Data from whole-cell modelling (12-2019)

In the future, entire genomes tailored to specific functions and environments could be designed using computational tools. However, computational tools for genome design are currently scarce. Here we present algorithms that enable the use of design-simulate-test cycles for genome design, using genome minimisation as a proof-of-concept. Minimal genomes are ideal for this purpose as they have a simple functional assay whether the cell replicates or not. We used the first (and currently only published) whole-cell model for the bacterium Mycoplasma genitalium. Our computational design-simulate-test cycles discovered novel in-silico minimal genomes which, if biologically correct, predict in-vivo genomes smaller than JCVI-Syn3.0; a bacterium with, currently, the smallest genome that can be grown in pure culture. In the process, we identified 10 low essential genes and produced evidence for at least two Mycoplasma genitalium in-silico minimal genomes. This work brings combined computational and laboratory genome engineering a step closer.
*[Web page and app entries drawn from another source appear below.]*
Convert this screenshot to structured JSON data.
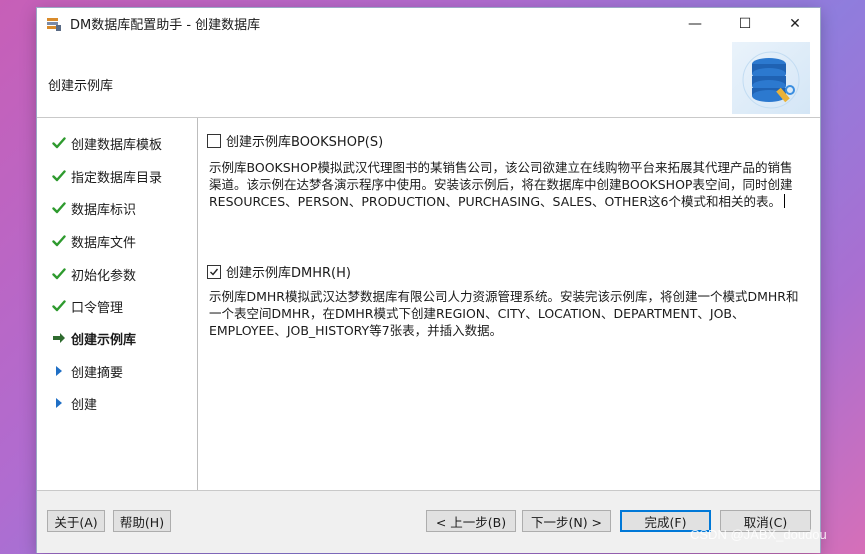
{
  "window": {
    "title": "DM数据库配置助手 - 创建数据库",
    "controls": {
      "minimize": "—",
      "maximize": "☐",
      "close": "✕"
    }
  },
  "header": {
    "title": "创建示例库"
  },
  "steps": [
    {
      "label": "创建数据库模板",
      "state": "done"
    },
    {
      "label": "指定数据库目录",
      "state": "done"
    },
    {
      "label": "数据库标识",
      "state": "done"
    },
    {
      "label": "数据库文件",
      "state": "done"
    },
    {
      "label": "初始化参数",
      "state": "done"
    },
    {
      "label": "口令管理",
      "state": "done"
    },
    {
      "label": "创建示例库",
      "state": "current"
    },
    {
      "label": "创建摘要",
      "state": "pending"
    },
    {
      "label": "创建",
      "state": "pending"
    }
  ],
  "options": {
    "bookshop": {
      "label": "创建示例库BOOKSHOP(S)",
      "checked": false,
      "description": "示例库BOOKSHOP模拟武汉代理图书的某销售公司，该公司欲建立在线购物平台来拓展其代理产品的销售渠道。该示例在达梦各演示程序中使用。安装该示例后，将在数据库中创建BOOKSHOP表空间，同时创建RESOURCES、PERSON、PRODUCTION、PURCHASING、SALES、OTHER这6个模式和相关的表。"
    },
    "dmhr": {
      "label": "创建示例库DMHR(H)",
      "checked": true,
      "description": "示例库DMHR模拟武汉达梦数据库有限公司人力资源管理系统。安装完该示例库，将创建一个模式DMHR和一个表空间DMHR，在DMHR模式下创建REGION、CITY、LOCATION、DEPARTMENT、JOB、EMPLOYEE、JOB_HISTORY等7张表，并插入数据。"
    }
  },
  "footer": {
    "about": "关于(A)",
    "help": "帮助(H)",
    "prev": "< 上一步(B)",
    "next": "下一步(N) >",
    "finish": "完成(F)",
    "cancel": "取消(C)"
  },
  "watermark": "CSDN @JABX_doudou",
  "colors": {
    "check_green": "#2e9a2e",
    "arrow_blue": "#1f6fc5",
    "accent": "#0078d7"
  }
}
Alternative title Minimal Genome Design Algorithms using whole-cell models Rees-Garbutt and Chalkley et al 2019
Creator(s) Lucia Marucci, Claire Grierson, Oliver Chalkley, Joshua Rees, Sophia Landon
Publication date 13 Dec 2019
Language eng
Publisher University of Bristol
Licence Non-Commercial Government Licence for public sector information
DOI 10.5523/bris.1jj0fszzrx9qf2ldcz654qp454
Complete download (zip)
Citation Lucia Marucci, Claire Grierson, Oliver Chalkley, Joshua Rees, Sophia Landon (2019): Data from whole-cell modelling (12-2019).
Total size 99.7 GiB


Data Resources